Material provided: Begin
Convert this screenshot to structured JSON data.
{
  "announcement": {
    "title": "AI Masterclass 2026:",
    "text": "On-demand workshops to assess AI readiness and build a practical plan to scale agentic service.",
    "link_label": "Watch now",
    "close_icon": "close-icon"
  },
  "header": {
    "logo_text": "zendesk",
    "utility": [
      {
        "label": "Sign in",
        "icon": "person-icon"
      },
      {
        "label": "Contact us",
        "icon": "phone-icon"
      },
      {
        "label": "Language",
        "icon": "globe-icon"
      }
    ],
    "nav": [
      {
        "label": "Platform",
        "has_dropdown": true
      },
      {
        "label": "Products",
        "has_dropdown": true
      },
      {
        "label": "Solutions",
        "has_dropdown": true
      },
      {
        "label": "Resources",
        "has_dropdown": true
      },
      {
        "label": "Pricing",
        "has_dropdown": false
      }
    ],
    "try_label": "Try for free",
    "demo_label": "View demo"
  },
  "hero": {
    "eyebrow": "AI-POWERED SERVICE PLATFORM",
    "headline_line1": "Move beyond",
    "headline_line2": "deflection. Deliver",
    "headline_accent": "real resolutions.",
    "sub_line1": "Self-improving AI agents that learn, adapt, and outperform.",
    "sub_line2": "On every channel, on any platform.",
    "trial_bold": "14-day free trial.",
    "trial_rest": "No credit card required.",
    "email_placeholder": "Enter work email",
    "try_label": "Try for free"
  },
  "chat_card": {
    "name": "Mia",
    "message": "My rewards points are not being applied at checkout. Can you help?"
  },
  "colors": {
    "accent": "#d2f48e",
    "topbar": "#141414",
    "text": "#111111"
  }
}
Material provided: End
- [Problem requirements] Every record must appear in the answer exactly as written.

- [Task answer]
Convert this screenshot to structured JSON data.
{
  "announcement": {
    "title": "AI Masterclass 2026:",
    "text": "On-demand workshops to assess AI readiness and build a practical plan to scale agentic service.",
    "link_label": "Watch now",
    "close_icon": "close-icon"
  },
  "header": {
    "logo_text": "zendesk",
    "utility": [
      {
        "label": "Sign in",
        "icon": "person-icon"
      },
      {
        "label": "Contact us",
        "icon": "phone-icon"
      },
      {
        "label": "Language",
        "icon": "globe-icon"
      }
    ],
    "nav": [
      {
        "label": "Platform",
        "has_dropdown": true
      },
      {
        "label": "Products",
        "has_dropdown": true
      },
      {
        "label": "Solutions",
        "has_dropdown": true
      },
      {
        "label": "Resources",
        "has_dropdown": true
      },
      {
        "label": "Pricing",
        "has_dropdown": false
      }
    ],
    "try_label": "Try for free",
    "demo_label": "View demo"
  },
  "hero": {
    "eyebrow": "AI-POWERED SERVICE PLATFORM",
    "headline_line1": "Move beyond",
    "headline_line2": "deflection. Deliver",
    "headline_accent": "real resolutions.",
    "sub_line1": "Self-improving AI agents that learn, adapt, and outperform.",
    "sub_line2": "On every channel, on any platform.",
    "trial_bold": "14-day free trial.",
    "trial_rest": "No credit card required.",
    "email_placeholder": "Enter work email",
    "try_label": "Try for free"
  },
  "chat_card": {
    "name": "Mia",
    "message": "My rewards points are not being applied at checkout. Can you help?"
  },
  "colors": {
    "accent": "#d2f48e",
    "topbar": "#141414",
    "text": "#111111"
  }
}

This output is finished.